Meanwhile, Israel wiped out PIJ targets — including the whole leadership — with minimal impact on civilians.
The whole conflict ended Sunday evening with an Egyptian-brokered ceasefire, leaving many observers puzzled as to whether PIJ — and Iran — had made a massive blunder.
There are several consequences that are immediately clear:
1. Iran looks vulnerable. Iran’s proxy was easily routed, which raises questions about the military readiness of other proxies, such as Hezbollah in Lebanon. One of the reasons Iran has been able to deter a possible military strike on its nuclear facilities — either by Israel or the U.S. — is the fear that it could retaliate against Israel using rockets launched from Lebanon and Gaza. While Hamas — also supported by Iran — has been able to hurt Israel somewhat, PIJ’s utter failure damages Iran’s deterrence.
2. Palestinians failed to rouse international sympathy. When President Joe Biden took office, amid promises of opening a Palestinian consulate in Jerusalem, and restoring some funding to Palestinian organizations, it seemed Israel might suffer.
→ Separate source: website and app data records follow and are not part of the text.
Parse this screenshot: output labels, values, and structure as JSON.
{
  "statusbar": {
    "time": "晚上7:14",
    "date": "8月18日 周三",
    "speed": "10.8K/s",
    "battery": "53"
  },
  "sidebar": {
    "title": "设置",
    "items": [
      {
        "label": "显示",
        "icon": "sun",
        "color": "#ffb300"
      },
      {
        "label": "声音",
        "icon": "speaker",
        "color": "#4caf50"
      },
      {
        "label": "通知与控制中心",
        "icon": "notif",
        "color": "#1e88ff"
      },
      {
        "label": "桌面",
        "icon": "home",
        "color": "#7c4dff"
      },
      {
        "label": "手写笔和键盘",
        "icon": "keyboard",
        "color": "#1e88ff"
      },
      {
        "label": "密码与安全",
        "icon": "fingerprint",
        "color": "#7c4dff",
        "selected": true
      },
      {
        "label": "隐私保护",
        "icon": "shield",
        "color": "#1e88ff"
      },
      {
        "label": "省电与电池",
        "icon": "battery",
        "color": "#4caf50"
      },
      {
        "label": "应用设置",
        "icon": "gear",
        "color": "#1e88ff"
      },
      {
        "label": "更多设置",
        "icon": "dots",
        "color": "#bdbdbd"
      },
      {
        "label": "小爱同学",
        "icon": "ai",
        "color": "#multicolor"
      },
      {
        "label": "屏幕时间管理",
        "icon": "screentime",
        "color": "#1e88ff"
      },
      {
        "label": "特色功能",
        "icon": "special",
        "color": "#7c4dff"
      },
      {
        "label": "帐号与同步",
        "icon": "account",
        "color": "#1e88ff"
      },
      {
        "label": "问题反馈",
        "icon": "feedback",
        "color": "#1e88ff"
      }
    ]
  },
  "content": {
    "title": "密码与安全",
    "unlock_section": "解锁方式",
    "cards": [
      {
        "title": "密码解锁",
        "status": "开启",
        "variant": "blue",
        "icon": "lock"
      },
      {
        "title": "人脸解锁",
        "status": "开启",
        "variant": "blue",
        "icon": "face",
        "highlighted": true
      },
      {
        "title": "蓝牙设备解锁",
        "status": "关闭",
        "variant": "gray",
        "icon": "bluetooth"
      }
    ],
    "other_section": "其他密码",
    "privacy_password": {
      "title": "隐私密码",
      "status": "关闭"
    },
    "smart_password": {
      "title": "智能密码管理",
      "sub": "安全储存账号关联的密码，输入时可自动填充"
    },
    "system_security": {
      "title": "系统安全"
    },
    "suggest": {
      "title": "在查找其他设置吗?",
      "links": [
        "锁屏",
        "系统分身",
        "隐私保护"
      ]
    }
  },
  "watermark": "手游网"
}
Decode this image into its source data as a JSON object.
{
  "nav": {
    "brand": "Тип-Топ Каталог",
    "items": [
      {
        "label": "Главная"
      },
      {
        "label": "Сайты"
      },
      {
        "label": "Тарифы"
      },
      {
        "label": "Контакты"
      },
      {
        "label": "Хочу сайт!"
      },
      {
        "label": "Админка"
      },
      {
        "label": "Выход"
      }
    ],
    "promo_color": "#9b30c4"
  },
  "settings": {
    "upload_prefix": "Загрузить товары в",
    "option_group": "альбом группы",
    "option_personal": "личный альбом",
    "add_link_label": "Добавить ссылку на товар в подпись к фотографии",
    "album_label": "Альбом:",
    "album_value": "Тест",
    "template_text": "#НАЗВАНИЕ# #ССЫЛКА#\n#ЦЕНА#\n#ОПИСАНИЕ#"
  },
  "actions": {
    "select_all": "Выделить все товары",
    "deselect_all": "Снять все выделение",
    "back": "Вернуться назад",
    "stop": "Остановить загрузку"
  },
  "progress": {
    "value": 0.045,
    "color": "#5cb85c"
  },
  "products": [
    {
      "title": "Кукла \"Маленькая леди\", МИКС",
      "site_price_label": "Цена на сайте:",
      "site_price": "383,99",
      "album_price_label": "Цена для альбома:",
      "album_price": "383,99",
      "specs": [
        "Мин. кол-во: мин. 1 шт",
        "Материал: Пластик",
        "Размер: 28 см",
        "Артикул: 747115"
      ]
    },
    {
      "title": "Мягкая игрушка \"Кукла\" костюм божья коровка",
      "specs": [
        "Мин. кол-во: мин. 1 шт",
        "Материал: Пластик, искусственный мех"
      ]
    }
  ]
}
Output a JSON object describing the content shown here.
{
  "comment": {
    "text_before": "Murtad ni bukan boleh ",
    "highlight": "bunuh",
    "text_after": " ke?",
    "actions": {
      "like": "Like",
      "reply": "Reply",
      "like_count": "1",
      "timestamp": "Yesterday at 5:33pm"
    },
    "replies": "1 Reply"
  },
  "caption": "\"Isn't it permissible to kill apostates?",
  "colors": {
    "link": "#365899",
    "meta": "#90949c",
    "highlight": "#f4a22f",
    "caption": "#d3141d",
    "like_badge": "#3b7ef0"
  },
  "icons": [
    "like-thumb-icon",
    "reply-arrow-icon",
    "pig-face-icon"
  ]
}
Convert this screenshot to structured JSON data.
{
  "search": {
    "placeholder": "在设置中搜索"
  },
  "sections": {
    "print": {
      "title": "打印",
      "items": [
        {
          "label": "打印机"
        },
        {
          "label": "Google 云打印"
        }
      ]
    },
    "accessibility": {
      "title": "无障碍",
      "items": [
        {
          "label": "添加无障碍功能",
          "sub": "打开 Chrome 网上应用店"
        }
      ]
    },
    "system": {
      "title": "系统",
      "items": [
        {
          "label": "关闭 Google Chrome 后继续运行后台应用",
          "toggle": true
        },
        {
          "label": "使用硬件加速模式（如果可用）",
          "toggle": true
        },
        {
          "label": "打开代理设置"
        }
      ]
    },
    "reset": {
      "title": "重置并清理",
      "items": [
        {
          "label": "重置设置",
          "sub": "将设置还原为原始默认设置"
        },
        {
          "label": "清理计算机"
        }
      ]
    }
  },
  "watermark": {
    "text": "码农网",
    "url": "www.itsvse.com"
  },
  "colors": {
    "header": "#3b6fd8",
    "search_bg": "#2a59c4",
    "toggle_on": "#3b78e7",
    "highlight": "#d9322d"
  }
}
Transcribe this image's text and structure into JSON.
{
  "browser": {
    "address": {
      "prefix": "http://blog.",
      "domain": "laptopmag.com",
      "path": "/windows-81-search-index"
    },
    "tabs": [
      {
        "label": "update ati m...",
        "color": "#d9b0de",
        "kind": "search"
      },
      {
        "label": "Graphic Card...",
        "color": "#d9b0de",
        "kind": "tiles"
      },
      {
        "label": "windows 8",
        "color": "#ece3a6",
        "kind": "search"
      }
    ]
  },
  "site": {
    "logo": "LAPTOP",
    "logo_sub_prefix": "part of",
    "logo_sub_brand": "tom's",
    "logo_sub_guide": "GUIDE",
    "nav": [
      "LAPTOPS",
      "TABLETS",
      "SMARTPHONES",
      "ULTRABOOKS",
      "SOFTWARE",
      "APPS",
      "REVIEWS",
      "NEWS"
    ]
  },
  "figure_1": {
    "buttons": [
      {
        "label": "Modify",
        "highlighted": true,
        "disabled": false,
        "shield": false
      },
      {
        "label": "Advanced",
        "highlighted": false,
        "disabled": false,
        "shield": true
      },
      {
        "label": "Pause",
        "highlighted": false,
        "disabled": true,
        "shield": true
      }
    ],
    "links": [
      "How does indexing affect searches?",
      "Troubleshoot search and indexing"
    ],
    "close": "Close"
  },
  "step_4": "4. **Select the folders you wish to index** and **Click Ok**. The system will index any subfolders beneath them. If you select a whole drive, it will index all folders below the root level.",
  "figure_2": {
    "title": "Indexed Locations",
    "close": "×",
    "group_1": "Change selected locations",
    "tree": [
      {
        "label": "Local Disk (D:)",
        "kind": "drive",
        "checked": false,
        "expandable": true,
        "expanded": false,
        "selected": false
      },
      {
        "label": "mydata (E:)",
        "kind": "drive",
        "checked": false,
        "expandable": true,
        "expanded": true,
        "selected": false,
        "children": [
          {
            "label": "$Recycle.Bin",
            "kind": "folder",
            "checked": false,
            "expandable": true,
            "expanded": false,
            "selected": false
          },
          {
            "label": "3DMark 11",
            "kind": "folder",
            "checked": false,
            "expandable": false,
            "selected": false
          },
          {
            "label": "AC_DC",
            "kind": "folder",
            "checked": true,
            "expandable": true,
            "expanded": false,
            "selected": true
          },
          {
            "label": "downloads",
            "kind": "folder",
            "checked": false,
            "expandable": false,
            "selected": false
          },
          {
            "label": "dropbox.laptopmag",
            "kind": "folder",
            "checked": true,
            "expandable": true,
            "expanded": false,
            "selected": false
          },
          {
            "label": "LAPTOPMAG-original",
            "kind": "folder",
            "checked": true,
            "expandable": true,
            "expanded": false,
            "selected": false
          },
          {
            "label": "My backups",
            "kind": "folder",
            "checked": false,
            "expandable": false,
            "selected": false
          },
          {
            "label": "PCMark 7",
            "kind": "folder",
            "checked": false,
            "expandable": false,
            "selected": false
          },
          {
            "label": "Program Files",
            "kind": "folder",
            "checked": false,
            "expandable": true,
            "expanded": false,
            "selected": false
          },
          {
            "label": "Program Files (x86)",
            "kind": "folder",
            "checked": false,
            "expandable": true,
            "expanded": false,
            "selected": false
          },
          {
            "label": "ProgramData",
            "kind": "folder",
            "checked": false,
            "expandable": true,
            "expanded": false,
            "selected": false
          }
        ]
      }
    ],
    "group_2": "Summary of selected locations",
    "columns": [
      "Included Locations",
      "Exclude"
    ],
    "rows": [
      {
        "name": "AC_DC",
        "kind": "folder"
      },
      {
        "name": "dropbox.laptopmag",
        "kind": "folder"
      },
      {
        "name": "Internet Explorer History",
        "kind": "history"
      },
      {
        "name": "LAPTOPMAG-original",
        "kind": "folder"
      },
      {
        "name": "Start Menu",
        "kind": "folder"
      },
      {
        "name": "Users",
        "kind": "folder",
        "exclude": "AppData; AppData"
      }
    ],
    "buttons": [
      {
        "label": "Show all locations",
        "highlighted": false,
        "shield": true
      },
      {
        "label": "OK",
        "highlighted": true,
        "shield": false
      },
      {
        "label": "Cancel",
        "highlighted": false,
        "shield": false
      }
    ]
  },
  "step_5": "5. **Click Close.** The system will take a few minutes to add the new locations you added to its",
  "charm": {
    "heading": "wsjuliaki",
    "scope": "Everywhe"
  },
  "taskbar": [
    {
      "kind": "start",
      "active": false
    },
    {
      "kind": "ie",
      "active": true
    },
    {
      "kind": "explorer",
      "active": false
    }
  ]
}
But after Hamas launched a war against Israel last year, forcing Biden in a more pro-Israel direction, the Palestinians — and their left-wing allies in the U.S. — lost their opportunity. There was barely any international opposition to Israel this time around.
3. Israel is winning the media war. Sixteen years ago, during the Second Lebanon War, terror groups were able to trigger international outrage against Israel by hiding fighters and weapons among civilians, and manufacturing stories of atrocities. It fell to independent bloggers to debunk the media’s worst anti-Israel stories. Israel’s media operation is far more sophisticated today. It responded instantly to claims of an airstrike on Palestinian civilians by showing they had been hit by a PIJ rocket.
4. Qatar is becoming a positive player. Qatar had, until recently, been known as a major sponsor of the Muslim Brotherhood and Palestinian terror groups. But Qatar has begun to play a more positive role, limiting its funding to more legitimate uses in Gaza, and reportedly helping Egypt to mediate the ceasefire between Israel and PIJ. If Qatar joins the other Arab states that have become friendly toward Israel, within and beyond the Abraham Accords, that will be huge step toward regional peace.
5. Israel’s left-wing government may be stronger heading into fall elections. Israelis have tended to trust former Prime Minister Benjamin Netanyahu on foreign policy and national security. But interim Prime Minister Yair Lapid can now say he led Israel to victory. Moreover, the Arab party in his coalition stayed quiet, and there was little of the inter-communal Arab-Jewish violence of the previous conflict. Lapid and his allies might hope to remain in power, thwarting a Netanyahu revival.
As always, there are few certainties in the Middle East. And while PIJ may have lost decisively, other Iranian-backed groups, notably Hamas and Hezbollah, are thought to have much more sophisticated arsenals. Still, with Iran facing possible renewed international isolation in the absence of a new nuclear deal, the momentum in the Middle East appears to have shifted — and the Biden administration can seize the moment, if it tries.
Joel B. Pollak is Senior Editor-at-Large at Breitbart News and the host of Breitbart News Sunday on Sirius XM Patriot on Sunday evenings from 7 p.m. to 10 p.m. ET (4 p.m. to 7 p.m. PT). He is the author of the recent e-book, Neither Free nor Fair: The 2020 U.S. Presidential Election. His recent book, RED NOVEMBER, tells the story of the 2020 Democratic presidential primary from a conservative perspective. He is a winner of the 2018 Robert Novak Journalism Alumni Fellowship. Follow him on Twitter at @joelpollak.